What makes it good?
For starters, it’s fun to drive, with a good ride and crisp, responsive handling. It’s also the right size, compact enough to be maneuverable yet large enough to seat five people with ease. Then there’s the wide choice of configurations. Besides the usual front-drive configuration, the Fusion also offers an all-wheel-drive model and a full-hybrid version. Sadly, perhaps, not both at the same time.
Two more pluses: Not only does the Fusion have excellent crash-test results but it’s also one of the more reliable cars in our annual auto survey. It is more reliable than the ubiquitous Toyota Camry, an honor it’s held since the Camry’s 2007 redesign.
What we’re testing now: We just bought three front-wheel drive Fusions, which have been updated for the 2010 model year. Both our 175-hp, four-cylinder SE and 240-hp, 3.0-liter V6 versions have a six-speed automatic. The third example is a Hybrid model, which has a four-cylinder engine aided by an electric powertrain that brings net horsepower to 191. Standard safety gear on all includes antilock brakes, stability control, and six air bags.
Sticker prices ranged from about $22,150 for the basic four-cylinder to $32,400 for our loaded Hybrid, including options and shipping. The V6 SEL stickered at $28,400.
Without any arm-twisting, we paid about $26,000 and change for our just–arrived V6 SEL. That included customer incentives Ford is offering right now and struck us as pretty reasonable considering what was included. Among the goodies was full leather upholstery, heated eight-way power seats, a power moonroof, a good Sony audio system with Sirius satellite radio, the Sync Bluetooth voice-activated audio and communications system, blind-spot and crossing-traffic alert system, rear-view camera, and 17-inch aluminum wheels.
Can’t say but…

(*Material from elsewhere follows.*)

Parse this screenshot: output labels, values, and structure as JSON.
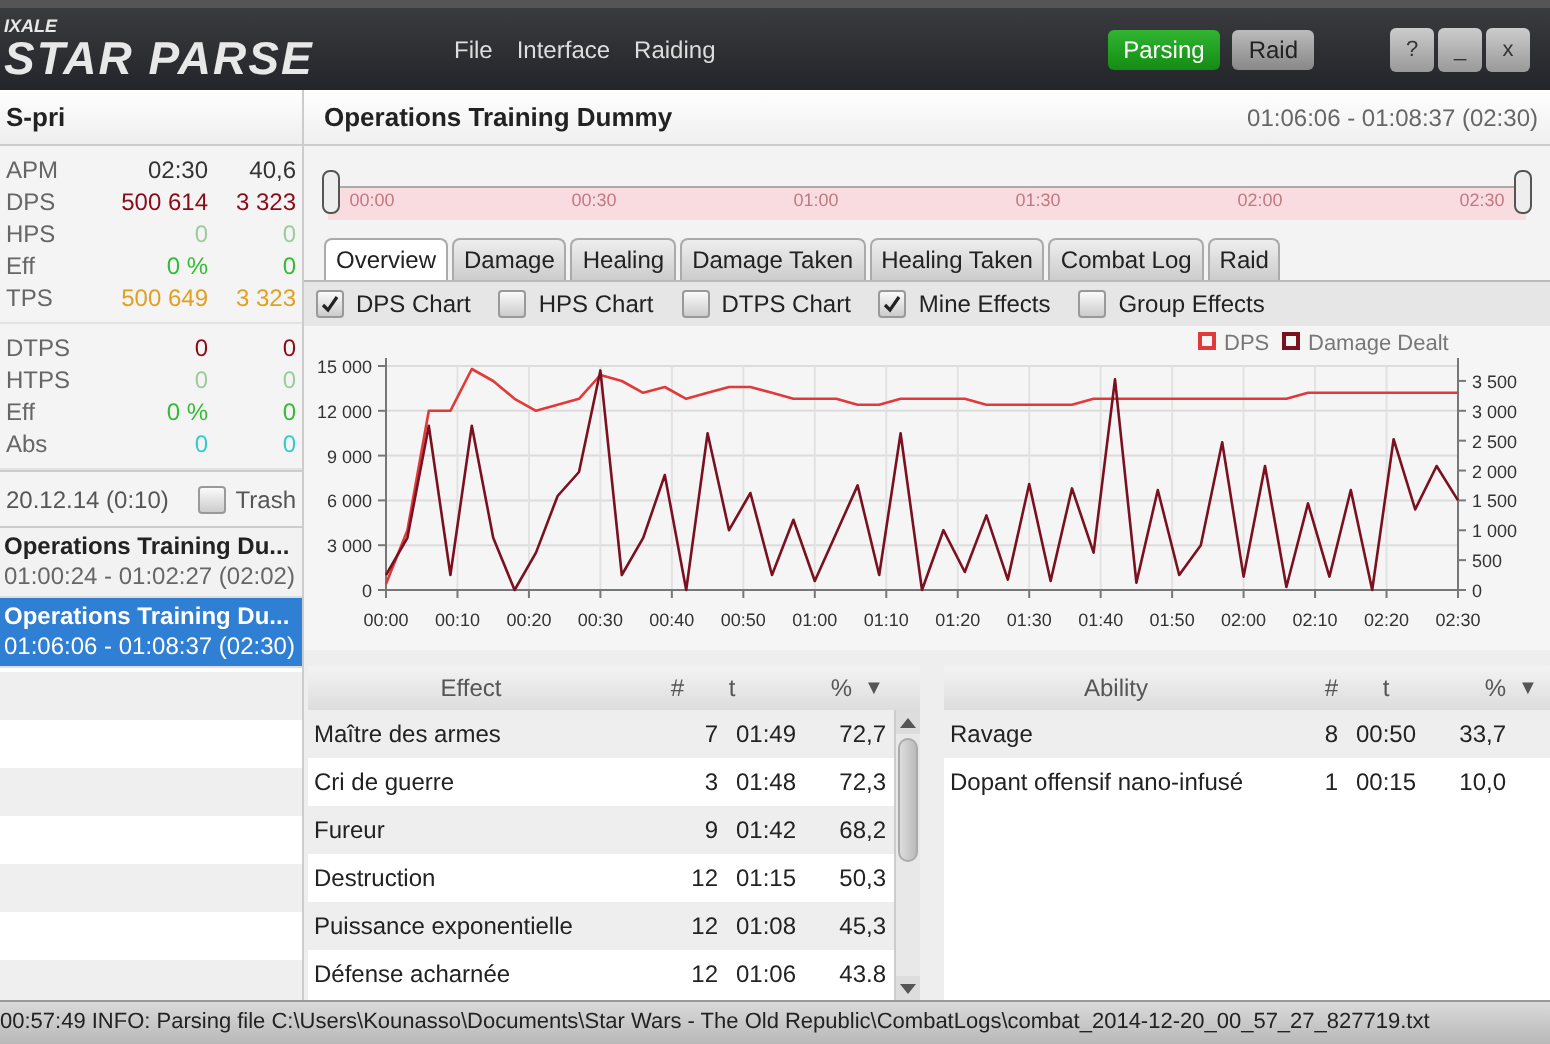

It’s too early to make any judgments about driving dynamics or how well all the bits and pieces work together. Given our past experience with several Fusions we’ve already tested, and a few new ones we’ve briefly sampled, we expect the 2010 models to be at least as good as the cars they replaced, all of which we liked. The enduring mystery is why more people don’t already know about this car.
–Gordon Hard Photography by Mike Leung.